I often listen to Dick Gordon's The Story as I'm driving home from work. It's one of the only things that makes my hideous commute through L.A. traffic bearable-- and it's an excellent reason to support public radio, if you don't already.
Last night, Gordon replayed an interview with Deanie Parrish. Deanie was a WASP (Women Air Force Service Pilot) during World War II. Last week, she and 175 of the remaining 1,100 WASPs belatedly received Congressional Gold Medals.
Her story, and the story of all the WASPs, moved me so deeply I cried on three different freeways. It also made me angry to my bones.
Deanie's story is the second one in this show-- it starts about half way through, after a less interesting story on how one winery was effected by the Chilean earthquake.
Tom Hanks, Steven Spielberg, and Clint Eastwood have made World War II into something of a cottage industry-- but their focus is consistently narrow, consistently male.
These women-- these pilots-- did something just as noble, just as selfless, just as worthy of note as the men and boys who fought in World War II. Their story is riveting, and their treatment both during and after the war by the country they proudly served is despicable.
Not that they ever complained. They didn't. They went on to lives as wives and mothers. Many of them, including Deanie Parrish, never flew again. For their service, they received virtually no acknowledgment.
Deanie Parrish says, "All we ever asked for is that our overlooked history would some day no longer be a missing chapter in the history of World War II, in the history of the Air Force, and most especially the history of America."
I agree, Deanie. Yours is a story that-- like Saving Private Ryan, Flags of Our Fathers, and Band of Brothers-- deserves be told.
Anybody know Kathryn Bigelow?
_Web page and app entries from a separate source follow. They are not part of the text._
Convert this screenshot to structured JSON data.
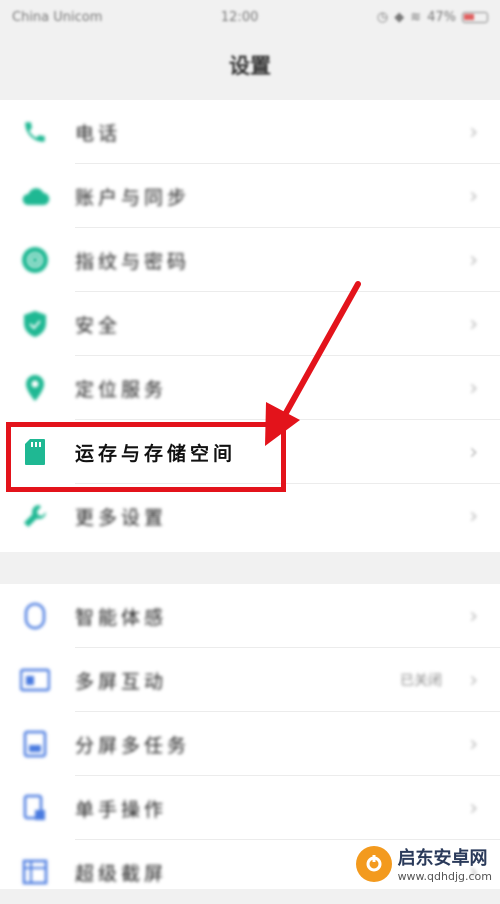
{
  "status_bar": {
    "carrier": "China Unicom",
    "time": "12:00",
    "battery": "47%"
  },
  "header": {
    "title": "设置"
  },
  "group1": [
    {
      "label": "电话",
      "icon": "phone-icon"
    },
    {
      "label": "账户与同步",
      "icon": "cloud-icon"
    },
    {
      "label": "指纹与密码",
      "icon": "fingerprint-icon"
    },
    {
      "label": "安全",
      "icon": "shield-icon"
    },
    {
      "label": "定位服务",
      "icon": "location-icon"
    },
    {
      "label": "运存与存储空间",
      "icon": "sd-card-icon"
    },
    {
      "label": "更多设置",
      "icon": "wrench-icon"
    }
  ],
  "group2": [
    {
      "label": "智能体感",
      "icon": "motion-icon"
    },
    {
      "label": "多屏互动",
      "icon": "multiscreen-icon",
      "value": "已关闭"
    },
    {
      "label": "分屏多任务",
      "icon": "split-screen-icon"
    },
    {
      "label": "单手操作",
      "icon": "one-hand-icon"
    },
    {
      "label": "超级截屏",
      "icon": "screenshot-icon"
    }
  ],
  "chevron": "›",
  "watermark": {
    "name": "启东安卓网",
    "url": "www.qdhdjg.com"
  },
  "colors": {
    "accent_green": "#1fb893",
    "accent_blue": "#4a7be0",
    "highlight_red": "#e3131b"
  }
}
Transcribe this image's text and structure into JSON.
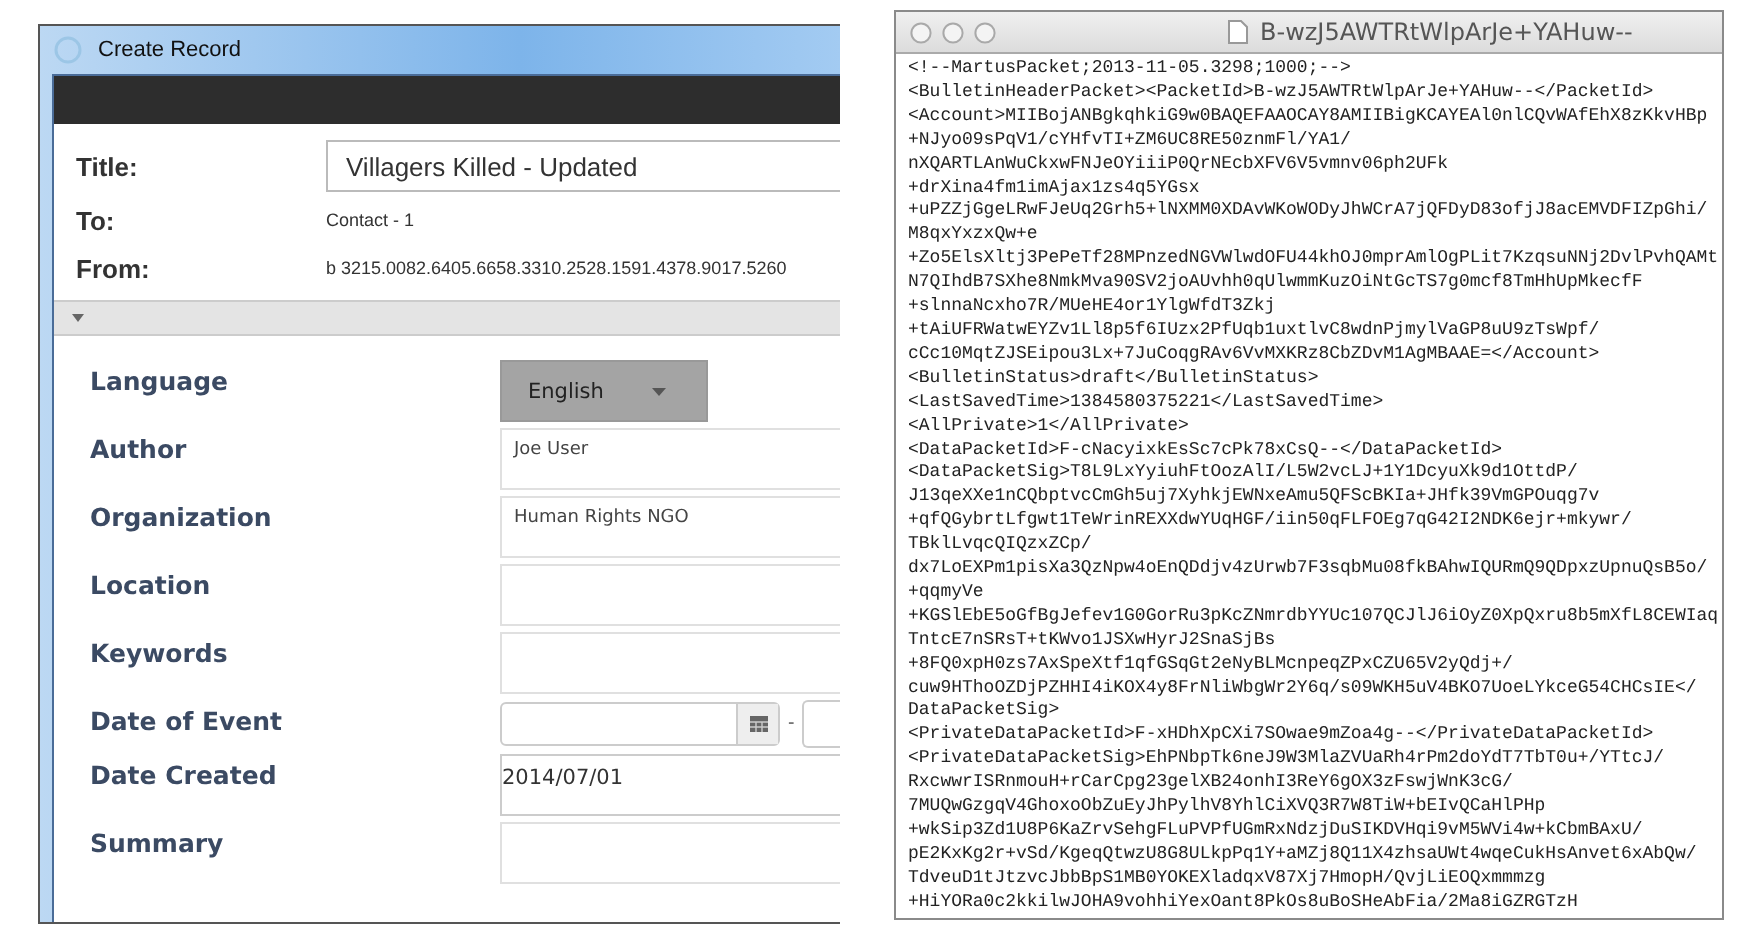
{
  "left_window": {
    "title": "Create Record",
    "header_fields": [
      {
        "label": "Title:",
        "kind": "input",
        "value": "Villagers Killed - Updated"
      },
      {
        "label": "To:",
        "kind": "text",
        "value": "Contact - 1"
      },
      {
        "label": "From:",
        "kind": "text",
        "value": "b 3215.0082.6405.6658.3310.2528.1591.4378.9017.5260"
      }
    ],
    "section": {
      "expanded": true
    },
    "fields": [
      {
        "label": "Language",
        "kind": "select",
        "value": "English"
      },
      {
        "label": "Author",
        "kind": "input",
        "value": "Joe User"
      },
      {
        "label": "Organization",
        "kind": "input",
        "value": "Human Rights NGO"
      },
      {
        "label": "Location",
        "kind": "input"
      },
      {
        "label": "Keywords",
        "kind": "input"
      },
      {
        "label": "Date of Event",
        "kind": "daterange",
        "separator": "-"
      },
      {
        "label": "Date Created",
        "kind": "input",
        "value": "2014/07/01"
      },
      {
        "label": "Summary",
        "kind": "input"
      }
    ]
  },
  "right_window": {
    "title": "B-wzJ5AWTRtWlpArJe+YAHuw--",
    "lines": [
      "<!--MartusPacket;2013-11-05.3298;1000;-->",
      "<BulletinHeaderPacket><PacketId>B-wzJ5AWTRtWlpArJe+YAHuw--</PacketId>",
      "<Account>MIIBojANBgkqhkiG9w0BAQEFAAOCAY8AMIIBigKCAYEAl0nlCQvWAfEhX8zKkvHBp",
      "+NJyo09sPqV1/cYHfvTI+ZM6UC8RE50znmFl/YA1/",
      "nXQARTLAnWuCkxwFNJeOYiiiP0QrNEcbXFV6V5vmnv06ph2UFk",
      "+drXina4fm1imAjax1zs4q5YGsx",
      "+uPZZjGgeLRwFJeUq2Grh5+lNXMM0XDAvWKoWODyJhWCrA7jQFDyD83ofjJ8acEMVDFIZpGhi/",
      "M8qxYxzxQw+e",
      "+Zo5ElsXltj3PePeTf28MPnzedNGVWlwdOFU44khOJ0mprAmlOgPLit7KzqsuNNj2DvlPvhQAMt",
      "N7QIhdB7SXhe8NmkMva90SV2joAUvhh0qUlwmmKuzOiNtGcTS7g0mcf8TmHhUpMkecfF",
      "+slnnaNcxho7R/MUeHE4or1YlgWfdT3Zkj",
      "+tAiUFRWatwEYZv1Ll8p5f6IUzx2PfUqb1uxtlvC8wdnPjmylVaGP8uU9zTsWpf/",
      "cCc10MqtZJSEipou3Lx+7JuCoqgRAv6VvMXKRz8CbZDvM1AgMBAAE=</Account>",
      "<BulletinStatus>draft</BulletinStatus>",
      "<LastSavedTime>1384580375221</LastSavedTime>",
      "<AllPrivate>1</AllPrivate>",
      "<DataPacketId>F-cNacyixkEsSc7cPk78xCsQ--</DataPacketId>",
      "<DataPacketSig>T8L9LxYyiuhFtOozAlI/L5W2vcLJ+1Y1DcyuXk9d1OttdP/",
      "J13qeXXe1nCQbptvcCmGh5uj7XyhkjEWNxeAmu5QFScBKIa+JHfk39VmGPOuqg7v",
      "+qfQGybrtLfgwt1TeWrinREXXdwYUqHGF/iin50qFLFOEg7qG42I2NDK6ejr+mkywr/",
      "TBklLvqcQIQzxZCp/",
      "dx7LoEXPm1pisXa3QzNpw4oEnQDdjv4zUrwb7F3sqbMu08fkBAhwIQURmQ9QDpxzUpnuQsB5o/",
      "+qqmyVe",
      "+KGSlEbE5oGfBgJefev1G0GorRu3pKcZNmrdbYYUc107QCJlJ6iOyZ0XpQxru8b5mXfL8CEWIaq",
      "TntcE7nSRsT+tKWvo1JSXwHyrJ2SnaSjBs",
      "+8FQ0xpH0zs7AxSpeXtf1qfGSqGt2eNyBLMcnpeqZPxCZU65V2yQdj+/",
      "cuw9HThoOZDjPZHHI4iKOX4y8FrNliWbgWr2Y6q/s09WKH5uV4BKO7UoeLYkceG54CHCsIE</",
      "DataPacketSig>",
      "<PrivateDataPacketId>F-xHDhXpCXi7SOwae9mZoa4g--</PrivateDataPacketId>",
      "<PrivateDataPacketSig>EhPNbpTk6neJ9W3MlaZVUaRh4rPm2doYdT7TbT0u+/YTtcJ/",
      "RxcwwrISRnmouH+rCarCpg23gelXB24onhI3ReY6gOX3zFswjWnK3cG/",
      "7MUQwGzgqV4GhoxoObZuEyJhPylhV8YhlCiXVQ3R7W8TiW+bEIvQCaHlPHp",
      "+wkSip3Zd1U8P6KaZrvSehgFLuPVPfUGmRxNdzjDuSIKDVHqi9vM5WVi4w+kCbmBAxU/",
      "pE2KxKg2r+vSd/KgeqQtwzU8G8ULkpPq1Y+aMZj8Q11X4zhsaUWt4wqeCukHsAnvet6xAbQw/",
      "TdveuD1tJtzvcJbbBpS1MB0YOKEXladqxV87Xj7HmopH/QvjLiEOQxmmmzg",
      "+HiYORa0c2kkilwJOHA9vohhiYexOant8PkOs8uBoSHeAbFia/2Ma8iGZRGTzH"
    ]
  }
}
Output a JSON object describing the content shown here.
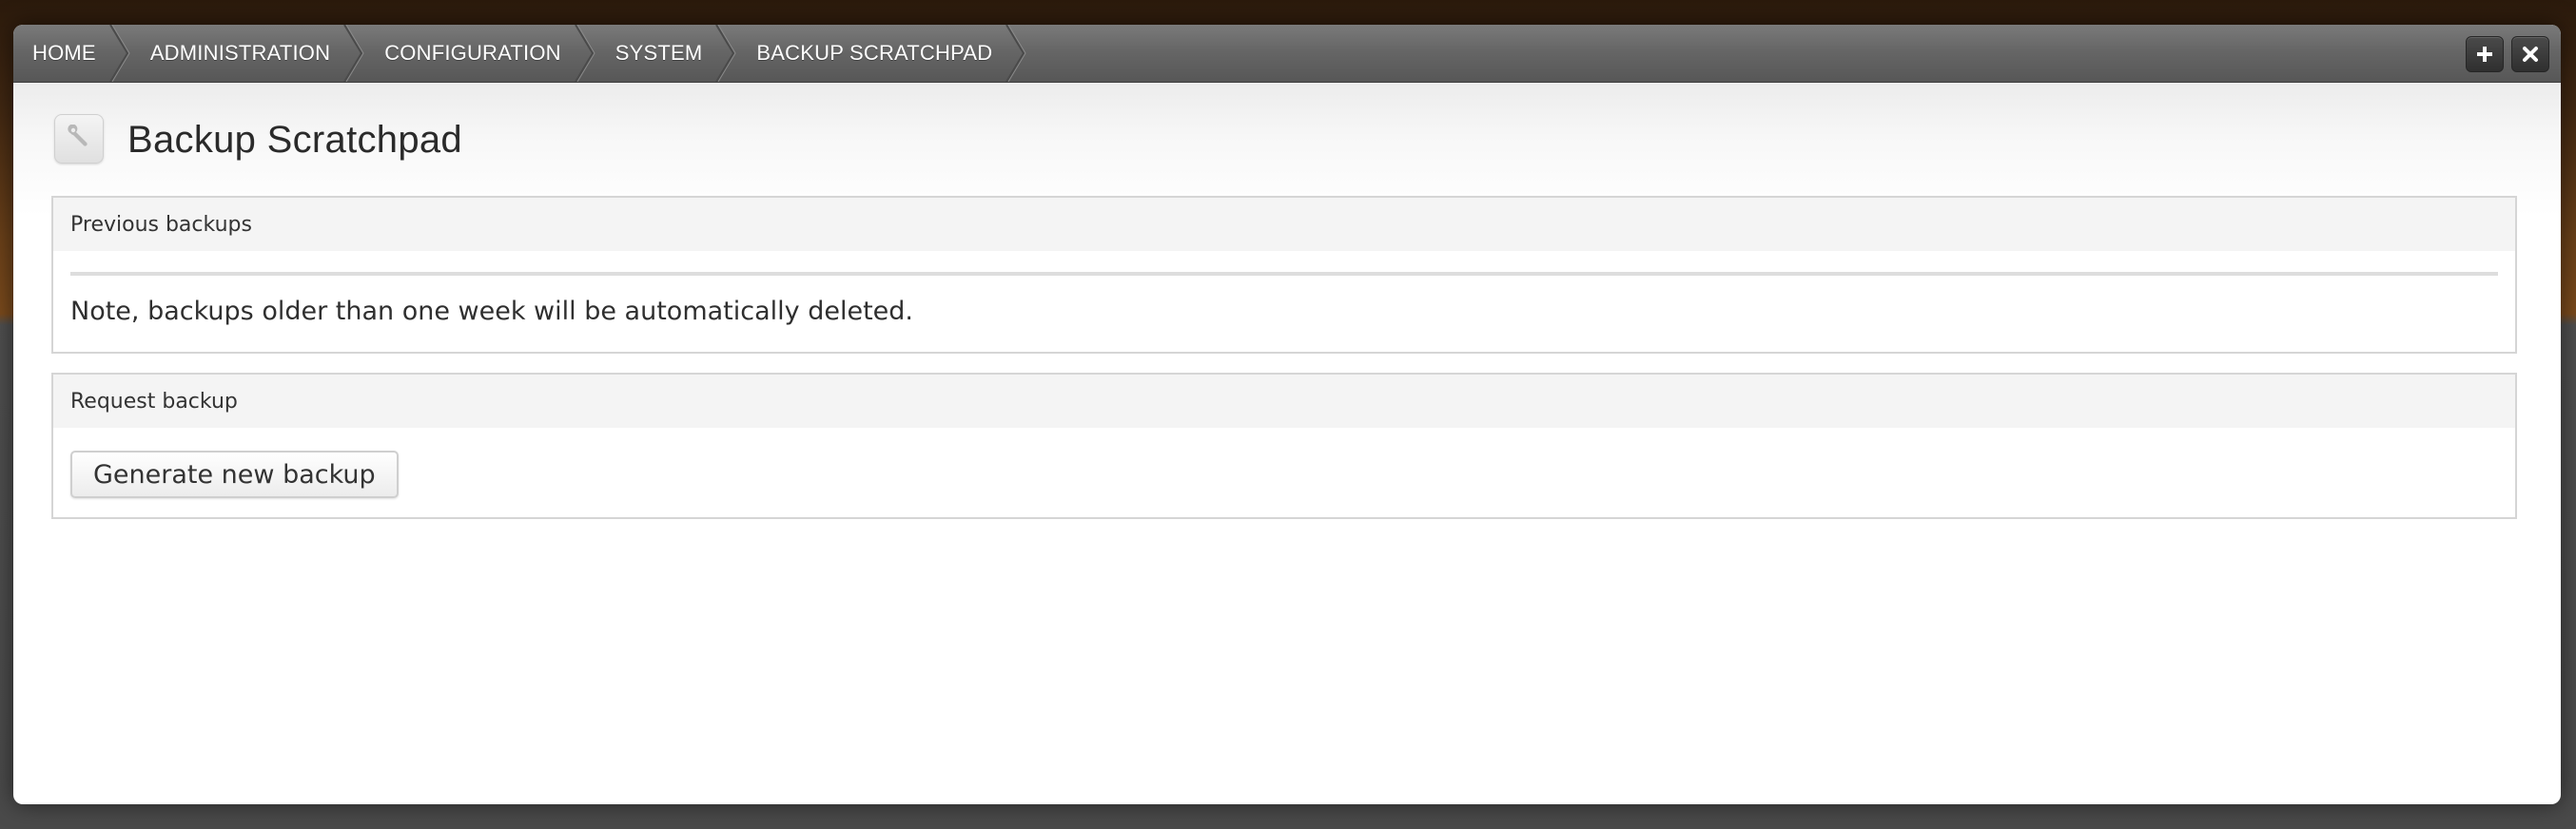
{
  "breadcrumb": {
    "items": [
      {
        "label": "HOME"
      },
      {
        "label": "ADMINISTRATION"
      },
      {
        "label": "CONFIGURATION"
      },
      {
        "label": "SYSTEM"
      },
      {
        "label": "BACKUP SCRATCHPAD"
      }
    ]
  },
  "toolbar": {
    "expand_icon": "plus-icon",
    "close_icon": "close-icon"
  },
  "page": {
    "title": "Backup Scratchpad",
    "title_icon": "wrench-icon"
  },
  "panels": {
    "previous_backups": {
      "heading": "Previous backups",
      "note": "Note, backups older than one week will be automatically deleted."
    },
    "request_backup": {
      "heading": "Request backup",
      "button_label": "Generate new backup"
    }
  },
  "colors": {
    "toolbar": "#666666",
    "overlay_background": "#ffffff",
    "panel_border": "#d5d5d5",
    "panel_header": "#f4f4f4"
  }
}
Give her a call. She could direct the bejeezuz out of this movie. And if she won't, someone should.
Like the Congressional Gold Medal, it's long overdue.